TORONTO — The acquittal in the Colten Boushie killing that has angered many Indigenous people and sparked criticism from the justice minister has cast a harsh spotlight on Canada’s criminal jury system whose shortcomings, particularly in cases involving minorities, have been well documented over the decades.
No law mandates the make-up of juries as long as, the Supreme Court has found, they are “representative” of the community — a fuzzy concept at best.
In Boushie’s case, critics have noted no Indigenous people were selected out of the 200 prospective jurors who showed up to sit on the panel that acquitted Saskatchewan farmer Gerald Stanley of shooting the 22-year-old Cree man as he sat in a SUV on Stanley’s property.
The case is far from the first in which an all-white jury has sat in judgment of a white person accused of a crime against black or Indigenous victims.
In 1991, former Manitoba justice and now senator Murray Sinclair recommended changes after the murder of Helen Betty Osborne, an Indigenous woman, in Manitoba in 1971 in which one of four accused was ultimately convicted years later.
“The lack of aboriginal jurors gives the impression that the trial, from the aboriginal person’s perspective, was not a fair one,” Sinclair noted. “And in a sense, it was not fair — the jury simply was not representative of the local community. We do not believe that this should be allowed to continue.”
Former Supreme Court of Canada justice Frank Iacobucci, in response to challenges that threatened to grind the criminal justice system to a halt in northern Ontario, made similar observations in February 2013 in relation to the systemic dearth of Indigenous jurors.
“There is not only the problem of a lack of representation of First Nations peoples on juries that is of serious proportions, but it is also regrettably the fact that the justice system generally as applied to First Nations peoples, particularly in the North, is quite frankly in a crisis,” Iacobucci wrote in his report.
Corrective proposals have been abundant, but fixes are elusive.
Werner Antweiler, a professor with the Sauder School of Business at the University of British Columbia who has written on juries, said in a blog post that one potential route is to abolish juries completely, leaving judging to judges. Another possibility, he said, is a “hybrid” system in which ordinary citizens in judicial proceedings advise judges.
“A look at other countries shows that there are compromises along those lines,” Antweiler said. “Several European countries — Germany among them — use hybrid systems that employ both professional and lay judges.”
The reality, however, is that opting for a jury trial in serious cases — a system dating back centuries — is a constitutionally enshrined right in Canada.

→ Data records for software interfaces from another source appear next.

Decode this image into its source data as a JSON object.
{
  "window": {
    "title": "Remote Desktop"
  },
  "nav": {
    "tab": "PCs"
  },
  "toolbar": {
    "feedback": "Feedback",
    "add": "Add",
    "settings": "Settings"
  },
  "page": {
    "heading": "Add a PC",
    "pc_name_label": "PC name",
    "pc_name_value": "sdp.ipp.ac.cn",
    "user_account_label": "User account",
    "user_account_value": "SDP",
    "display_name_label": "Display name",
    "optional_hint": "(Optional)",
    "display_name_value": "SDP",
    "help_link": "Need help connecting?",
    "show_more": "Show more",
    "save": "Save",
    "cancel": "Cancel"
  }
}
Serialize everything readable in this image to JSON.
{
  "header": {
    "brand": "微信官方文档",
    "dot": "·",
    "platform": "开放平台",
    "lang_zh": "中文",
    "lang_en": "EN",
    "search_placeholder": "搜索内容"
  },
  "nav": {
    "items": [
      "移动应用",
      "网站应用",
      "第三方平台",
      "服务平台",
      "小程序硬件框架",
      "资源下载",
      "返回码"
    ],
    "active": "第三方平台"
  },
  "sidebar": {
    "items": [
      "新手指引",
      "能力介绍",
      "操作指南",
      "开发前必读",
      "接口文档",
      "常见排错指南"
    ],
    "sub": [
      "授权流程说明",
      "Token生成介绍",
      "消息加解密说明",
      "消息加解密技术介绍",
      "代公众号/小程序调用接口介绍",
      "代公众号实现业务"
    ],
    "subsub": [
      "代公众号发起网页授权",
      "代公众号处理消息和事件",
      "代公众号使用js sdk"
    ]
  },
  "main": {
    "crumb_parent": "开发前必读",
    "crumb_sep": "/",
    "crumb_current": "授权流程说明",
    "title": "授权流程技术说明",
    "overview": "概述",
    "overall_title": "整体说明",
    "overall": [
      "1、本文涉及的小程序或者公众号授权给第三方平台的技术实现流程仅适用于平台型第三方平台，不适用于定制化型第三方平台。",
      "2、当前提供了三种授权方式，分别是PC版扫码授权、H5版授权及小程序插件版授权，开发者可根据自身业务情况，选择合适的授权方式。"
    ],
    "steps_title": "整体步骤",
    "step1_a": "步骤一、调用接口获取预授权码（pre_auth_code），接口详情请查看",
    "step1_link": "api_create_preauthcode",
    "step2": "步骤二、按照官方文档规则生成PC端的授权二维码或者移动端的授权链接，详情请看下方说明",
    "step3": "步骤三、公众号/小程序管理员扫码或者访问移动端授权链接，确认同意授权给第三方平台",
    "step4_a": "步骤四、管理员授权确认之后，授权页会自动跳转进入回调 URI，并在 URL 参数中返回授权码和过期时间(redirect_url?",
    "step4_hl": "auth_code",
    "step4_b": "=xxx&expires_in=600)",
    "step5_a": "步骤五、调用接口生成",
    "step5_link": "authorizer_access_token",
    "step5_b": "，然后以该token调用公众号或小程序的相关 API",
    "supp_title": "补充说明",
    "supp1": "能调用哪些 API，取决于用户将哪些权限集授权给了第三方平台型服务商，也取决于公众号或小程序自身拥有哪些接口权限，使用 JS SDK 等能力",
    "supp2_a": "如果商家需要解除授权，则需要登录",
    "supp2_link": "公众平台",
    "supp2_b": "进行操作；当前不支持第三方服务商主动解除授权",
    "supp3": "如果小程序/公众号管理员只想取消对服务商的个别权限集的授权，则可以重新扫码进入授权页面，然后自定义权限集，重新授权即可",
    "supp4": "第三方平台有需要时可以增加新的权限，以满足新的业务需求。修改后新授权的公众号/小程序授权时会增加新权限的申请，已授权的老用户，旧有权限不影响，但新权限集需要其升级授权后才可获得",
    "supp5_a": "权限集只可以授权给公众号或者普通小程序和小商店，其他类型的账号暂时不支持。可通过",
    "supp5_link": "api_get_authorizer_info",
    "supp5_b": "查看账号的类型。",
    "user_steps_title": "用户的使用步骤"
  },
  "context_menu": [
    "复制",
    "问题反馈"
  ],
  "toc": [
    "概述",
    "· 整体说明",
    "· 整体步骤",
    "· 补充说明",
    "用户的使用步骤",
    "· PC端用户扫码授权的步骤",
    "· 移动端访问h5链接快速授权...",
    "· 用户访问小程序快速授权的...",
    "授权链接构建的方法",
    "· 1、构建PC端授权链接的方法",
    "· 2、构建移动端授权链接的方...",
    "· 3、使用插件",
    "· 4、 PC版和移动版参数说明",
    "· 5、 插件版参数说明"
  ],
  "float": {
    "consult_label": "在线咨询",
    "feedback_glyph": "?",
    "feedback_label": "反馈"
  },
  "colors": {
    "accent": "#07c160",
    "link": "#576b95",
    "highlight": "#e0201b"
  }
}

But finding enough people in general to serve on juries, despite a legal obligation to do so, is a long-recognized problem — especially when it comes to Indigenous and other minority groups. With little or no pay offered to panellists, many people simply can’t afford what can be a disruptive and even traumatic …read more